5. Alfred's Burma Story
Alfred is often called "Batman's Batman." He's the one who gives Bruce the advice he needs—whether he wants to hear it or not—about the road he walks.
During The Dark Knight, after the Joker has killed multiple people to put pressure on Batman to reveal himself, Bruce is about to give in to the clown... but he asks Alfred what he believes he should do.
The resulting story that Alfred tells Bruce—about catching a bandit in a forest in Burma—gives Bruce a lesson in what Batman stands for. He tells Bruce that he "should endure, take it."
Later, when Rachel has perished due to Bruce's actions, he asks Alfred how he caught the bandit. "We burned the forest down."
4. Batman's Warehouse Fight
There have been many attempts to transfer Batman's fighting style from comic pages to the big screen. When Zack Snyder came along, he didn't get everything quite right—but he did get Batman's aggressive fighting tactics spot-on.
When Batman heads out to save Martha Kent on Superman's behalf, he finds her surrounded by multiple goons in a warehouse.
What comes next is a brutal dismantling of the entire crew with a fury that lives up to the legend of Batman, giving fans the first example of how they always wanted to see Batman operate.
3. Batman and The Joker
The ending of Zack Snyder's Justice League picks up from Batman's Knightmare sequence in Batman v Superman: Dawn of Justice. Batman and his makeshift squad have to undo the world that now exists under Darkseid and Superman's control.
As the team moves toward their mission of stealing a Mother Box, they become embroiled in a conversation—leading to a surprise when one certain member speaks to Batman.
The Joker sits on a wrecked car and draws Batman into a discussion about parts of their past and what they must do, using his intellect to prod Batman verbally.
The conversation is a stunning moment as they spar with one another, ending with Batman revealing his intention to uphold a promise he gave to Harley Quinn: to kill The Joker.
2. Batman Interrogates Joker
In Christopher Nolan's The Dark Knight, after Batman and Gordon have apprehended The Joker in a thrilling chase through Gotham's streets, they need to get information out of the clown.
Gordon leaves the clown in the interrogation room and in the hands of Batman, who sits down with Joker. Their back-and-forth is one of the best hero-and-villain sequences in history, with both using their strengths against the other.
The Joker tells Batman what he wants to hear after an intense conversation. Joker is left on the floor, though still laughing.
Fun fact: The whole sequence is inspired by Heat's coffee scene where De Niro's McCauley and Pacino's Detective Hanna discuss their lives (which, in turn, was based upon an actual event).
1. Michael Keaton's "I'm Batman"

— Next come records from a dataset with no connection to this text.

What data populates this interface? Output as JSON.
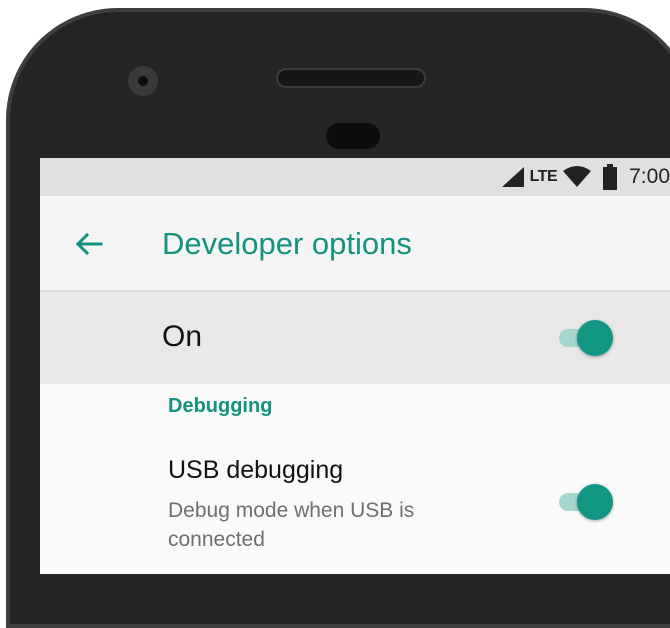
{
  "status_bar": {
    "network_type": "LTE",
    "time": "7:00",
    "icons": [
      "cellular-signal-icon",
      "wifi-icon",
      "battery-icon"
    ]
  },
  "app_bar": {
    "back_icon": "arrow-back-icon",
    "title": "Developer options"
  },
  "master_switch": {
    "label": "On",
    "checked": true
  },
  "sections": [
    {
      "header": "Debugging",
      "items": [
        {
          "title": "USB debugging",
          "summary": "Debug mode when USB is connected",
          "checked": true
        }
      ]
    }
  ],
  "colors": {
    "accent": "#14917f",
    "switch_thumb": "#119683",
    "switch_track": "#a6d6ce",
    "status_bar_bg": "#e0e0e0",
    "app_bar_bg": "#f5f5f5",
    "master_bg": "#e8e8e8",
    "device_frame": "#242424"
  }
}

The best moment Batman has had on the big screen is obvious, even after over thirty years. Batman opens with two criminals having robbed a family for their cash, now sitting on a rooftop and counting their loot. But the wind is close, the night is dark, and something is wrong.
They look above... and there he is: The Batman. They try to escape as the looming figure terrifies them, and they even shoot at him. But when they turn around, he's there again. Batman kicks one through a door and dangles the other off the roof. The criminal asks, "What are you!?"
Batman pulls him close and says, "I'm Batman."
It's the perfect introduction to the movie and marks the character's reinvention after Adam West's beloved-yet-wacky version from the 60s. It's a reinvention that Michael Keaton will reprise in The Flash.